The programme had just three pages of reading – a formal club comment of no more than 300 words, a page of supporters’ club gossip of similar size and then a page with brief biographies of the opposition team. A list of fixtures and results for the first team as well as the reserves, team line-ups and a section to record the half time scores comprised the rest with adverts on each page.

The same programme design and cover was retained for the 1962/63 season. Just as the year before, City had a poor start to the season and when Exeter came to Valley Parade on 1st December, 1962 the two sides were both near the foot of the table and the game was something of a four-pointer. Exeter’s 3-2 victory that day (watched by only 3,885) allowed them to draw equal on points with City who dropped to 21st position. Unfortunately, the season ended with City second to bottom of Division Four and forced to apply for re-election.

On the Saturday preceding the Exeter game City in December, 1962 had triumphed 3-2 over Gateshead in the FA Cup. Not surprisingly, the club commentary in the Exeter programme was dominated by talk of the cup draw and the prospect of playing Newcastle United (managed by former City player, Joe Harvey) in the Third Round, a welcome distraction from the struggle at the bottom of the league table.

The Newcastle tie was scheduled to be played at Valley Parade on 5th January, 1963 but in fact never took place until 7th March when City were unceremoniously defeated 1-6. In fact, the game with the Magpies was the first for the Bantams in more than ten weeks.
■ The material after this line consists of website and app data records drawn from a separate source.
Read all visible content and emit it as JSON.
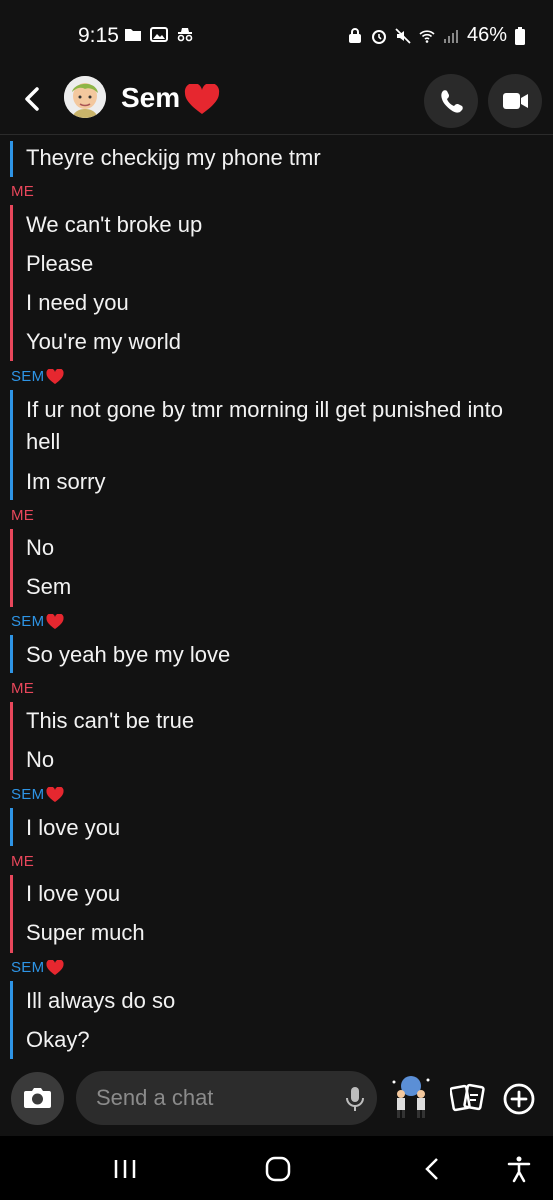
{
  "status_bar": {
    "time": "9:15",
    "battery": "46%"
  },
  "header": {
    "contact_name": "Sem",
    "icons": [
      "back-chevron-icon",
      "avatar",
      "heart-icon",
      "phone-icon",
      "video-camera-icon"
    ]
  },
  "messages": [
    {
      "sender": "sem",
      "text": "Theyre checkijg my phone tmr"
    },
    {
      "sender_label": "ME",
      "sender": "me",
      "text": "We can't broke up"
    },
    {
      "sender": "me",
      "text": "Please"
    },
    {
      "sender": "me",
      "text": "I need you"
    },
    {
      "sender": "me",
      "text": "You're my world"
    },
    {
      "sender_label": "SEM",
      "sender": "sem",
      "text": "If ur not gone by tmr morning ill get punished into hell"
    },
    {
      "sender": "sem",
      "text": "Im sorry"
    },
    {
      "sender_label": "ME",
      "sender": "me",
      "text": "No"
    },
    {
      "sender": "me",
      "text": "Sem"
    },
    {
      "sender_label": "SEM",
      "sender": "sem",
      "text": "So yeah bye my love"
    },
    {
      "sender_label": "ME",
      "sender": "me",
      "text": "This can't be true"
    },
    {
      "sender": "me",
      "text": "No"
    },
    {
      "sender_label": "SEM",
      "sender": "sem",
      "text": "I love you"
    },
    {
      "sender_label": "ME",
      "sender": "me",
      "text": "I love you"
    },
    {
      "sender": "me",
      "text": "Super much"
    },
    {
      "sender_label": "SEM",
      "sender": "sem",
      "text": "Ill always do so"
    },
    {
      "sender": "sem",
      "text": "Okay?"
    }
  ],
  "composer": {
    "placeholder": "Send a chat"
  },
  "colors": {
    "me": "#e8475b",
    "sem": "#2e94e5",
    "background": "#121212"
  }
}
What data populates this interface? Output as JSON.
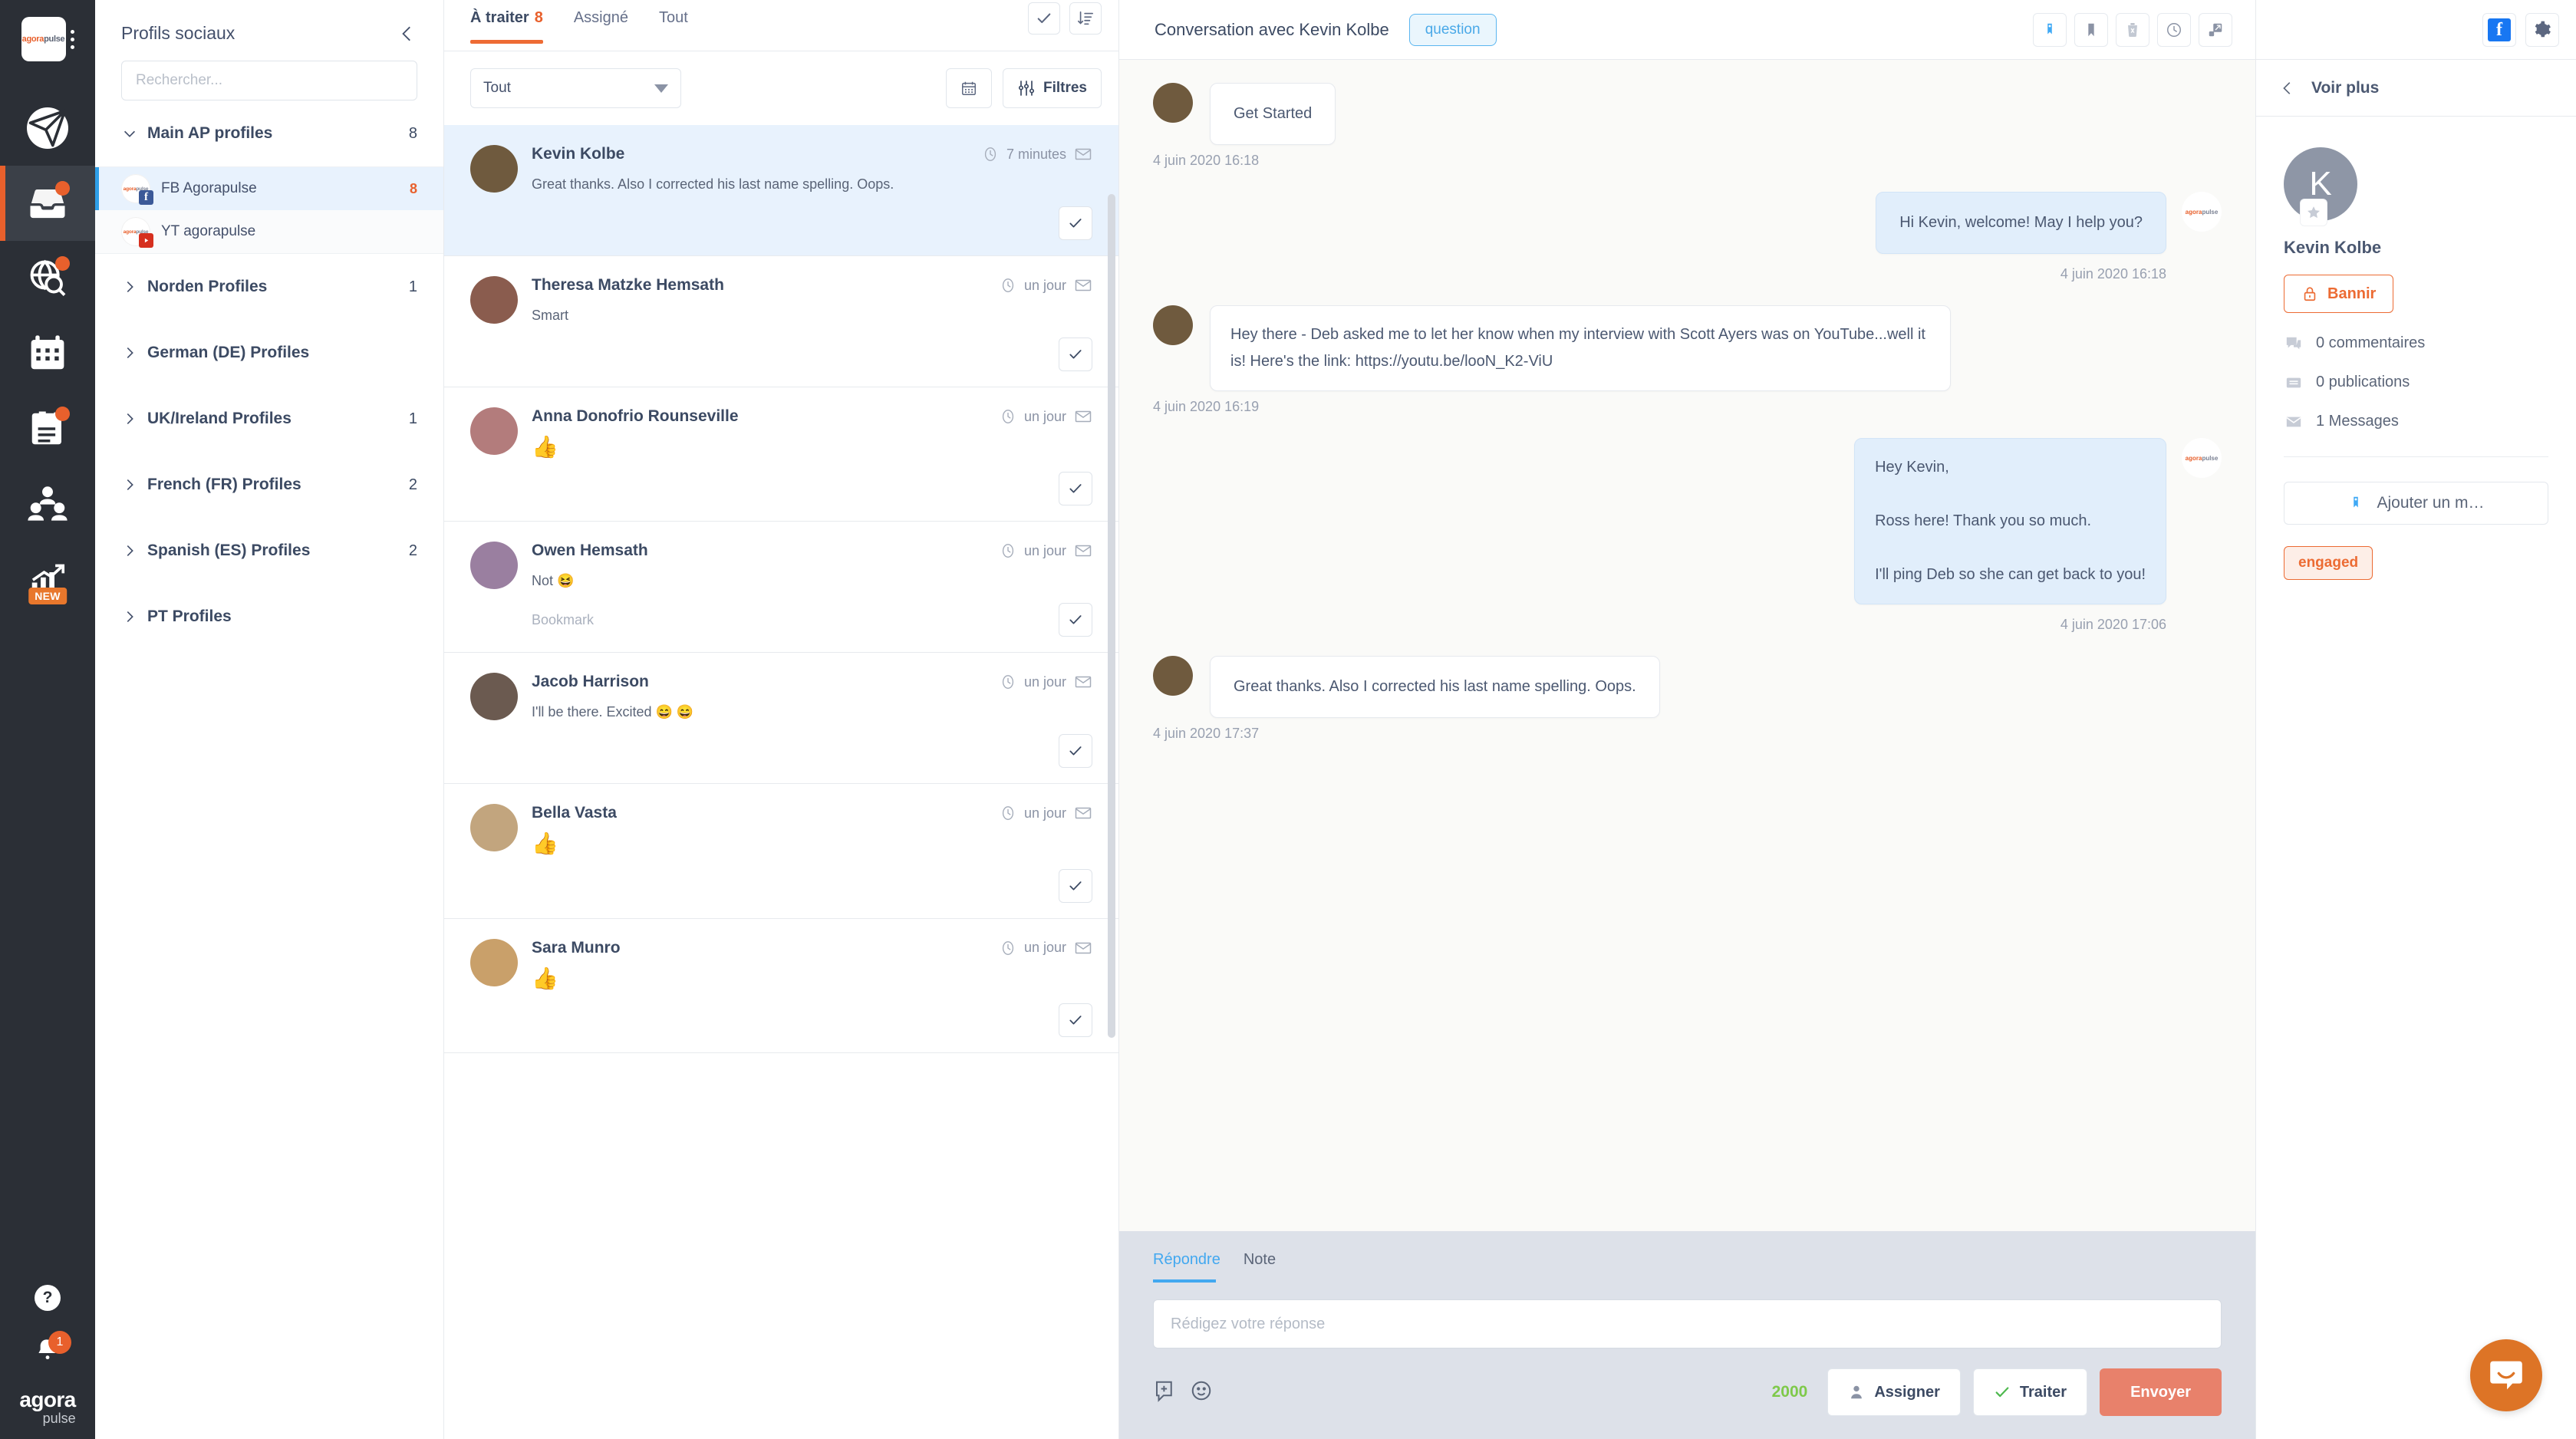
{
  "rail": {
    "brand_top": {
      "orange": "agora",
      "grey": "pulse"
    },
    "wordmark": {
      "line1": "agora",
      "line2": "pulse"
    },
    "items": [
      {
        "name": "publish",
        "icon": "paper-plane-icon",
        "badge": ""
      },
      {
        "name": "inbox",
        "icon": "inbox-icon",
        "badge": "dot"
      },
      {
        "name": "listening",
        "icon": "globe-search-icon",
        "badge": "dot"
      },
      {
        "name": "calendar",
        "icon": "calendar-icon",
        "badge": ""
      },
      {
        "name": "content",
        "icon": "clipboard-icon",
        "badge": "dot"
      },
      {
        "name": "team",
        "icon": "users-icon",
        "badge": ""
      },
      {
        "name": "reports",
        "icon": "chart-icon",
        "badge": "NEW"
      }
    ],
    "help_label": "?",
    "notification_count": "1"
  },
  "profiles": {
    "title": "Profils sociaux",
    "search_placeholder": "Rechercher...",
    "groups": [
      {
        "label": "Main AP profiles",
        "count": "8",
        "expanded": true,
        "profiles": [
          {
            "name": "FB Agorapulse",
            "count": "8",
            "network": "facebook",
            "selected": true
          },
          {
            "name": "YT agorapulse",
            "count": "",
            "network": "youtube",
            "selected": false
          }
        ]
      },
      {
        "label": "Norden Profiles",
        "count": "1",
        "expanded": false,
        "profiles": []
      },
      {
        "label": "German (DE) Profiles",
        "count": "",
        "expanded": false,
        "profiles": []
      },
      {
        "label": "UK/Ireland Profiles",
        "count": "1",
        "expanded": false,
        "profiles": []
      },
      {
        "label": "French (FR) Profiles",
        "count": "2",
        "expanded": false,
        "profiles": []
      },
      {
        "label": "Spanish (ES) Profiles",
        "count": "2",
        "expanded": false,
        "profiles": []
      },
      {
        "label": "PT Profiles",
        "count": "",
        "expanded": false,
        "profiles": []
      }
    ]
  },
  "conversation_list": {
    "tabs": [
      {
        "label": "À traiter",
        "count": "8",
        "active": true
      },
      {
        "label": "Assigné",
        "count": "",
        "active": false
      },
      {
        "label": "Tout",
        "count": "",
        "active": false
      }
    ],
    "select_value": "Tout",
    "filters_label": "Filtres",
    "items": [
      {
        "name": "Kevin Kolbe",
        "time": "7 minutes",
        "snippet": "Great thanks. Also I corrected his last name spelling. Oops.",
        "reaction": "",
        "bookmark": "",
        "selected": true,
        "avatar_color": "#6f5a3e"
      },
      {
        "name": "Theresa Matzke Hemsath",
        "time": "un jour",
        "snippet": "Smart",
        "reaction": "",
        "bookmark": "",
        "selected": false,
        "avatar_color": "#8a5c4e"
      },
      {
        "name": "Anna Donofrio Rounseville",
        "time": "un jour",
        "snippet": "",
        "reaction": "thumbs-up",
        "bookmark": "",
        "selected": false,
        "avatar_color": "#b37c7c"
      },
      {
        "name": "Owen Hemsath",
        "time": "un jour",
        "snippet": "Not 😆",
        "reaction": "",
        "bookmark": "Bookmark",
        "selected": false,
        "avatar_color": "#9a7fa0"
      },
      {
        "name": "Jacob Harrison",
        "time": "un jour",
        "snippet": "I'll be there. Excited 😄  😄",
        "reaction": "",
        "bookmark": "",
        "selected": false,
        "avatar_color": "#6b5a50"
      },
      {
        "name": "Bella Vasta",
        "time": "un jour",
        "snippet": "",
        "reaction": "thumbs-up",
        "bookmark": "",
        "selected": false,
        "avatar_color": "#c2a57e"
      },
      {
        "name": "Sara Munro",
        "time": "un jour",
        "snippet": "",
        "reaction": "thumbs-up",
        "bookmark": "",
        "selected": false,
        "avatar_color": "#c9a06a"
      }
    ]
  },
  "conversation": {
    "title": "Conversation avec Kevin Kolbe",
    "tag": "question",
    "actions": [
      "tag-icon",
      "bookmark-icon",
      "delete-icon",
      "clock-icon",
      "expand-icon"
    ],
    "messages": [
      {
        "side": "in",
        "text": "Get Started",
        "time": "4 juin 2020 16:18",
        "short": true
      },
      {
        "side": "out",
        "text": "Hi Kevin, welcome! May I help you?",
        "time": "4 juin 2020 16:18",
        "short": true
      },
      {
        "side": "in",
        "text": "Hey there - Deb asked me to let her know when my interview with Scott Ayers was on YouTube...well it is! Here's the link: https://youtu.be/looN_K2-ViU",
        "time": "4 juin 2020 16:19",
        "short": false
      },
      {
        "side": "out",
        "text": "Hey Kevin,\n\nRoss here! Thank you so much.\n\nI'll ping Deb so she can get back to you!",
        "time": "4 juin 2020 17:06",
        "short": false
      },
      {
        "side": "in",
        "text": "Great thanks. Also I corrected his last name spelling. Oops.",
        "time": "4 juin 2020 17:37",
        "short": true
      }
    ]
  },
  "reply": {
    "tabs": [
      {
        "label": "Répondre",
        "active": true
      },
      {
        "label": "Note",
        "active": false
      }
    ],
    "placeholder": "Rédigez votre réponse",
    "char_count": "2000",
    "assign_label": "Assigner",
    "process_label": "Traiter",
    "send_label": "Envoyer"
  },
  "rightbar": {
    "see_more": "Voir plus",
    "avatar_initial": "K",
    "name": "Kevin Kolbe",
    "ban_label": "Bannir",
    "stats": [
      {
        "icon": "comment-icon",
        "label": "0 commentaires"
      },
      {
        "icon": "post-icon",
        "label": "0 publications"
      },
      {
        "icon": "envelope-icon",
        "label": "1 Messages"
      }
    ],
    "add_tag_label": "Ajouter un m…",
    "tag": "engaged"
  },
  "colors": {
    "accent_orange": "#e8602c",
    "blue_select": "#e8f2fd",
    "rail_dark": "#2b2f36",
    "send_button": "#e8816b",
    "tag_blue": "#4aa9e8"
  }
}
Postponed originally due to the weather and an exceptional cold spell, the tie was further delayed because the city was placed in lockdown to deal with an outbreak of smallpox. Competitive fixtures at Valley Parade, Park Avenue and Odsal were cancelled as a precaution which meant that when the lockdown was lifted there was fixture congestion for Bradford sides. Unlike 2019/20 however no league fixtures were cancelled such as that which had been scheduled to be played at Exeter at the end of March, 2020.  

The menus above provide links to features written by myself in the BCAFC programme during previous seasons.

Link here to galleries of historic BCAFC programmes on this blog

Link to feature about the historic development of the BCAFC programme since 1909 published on VINCIT.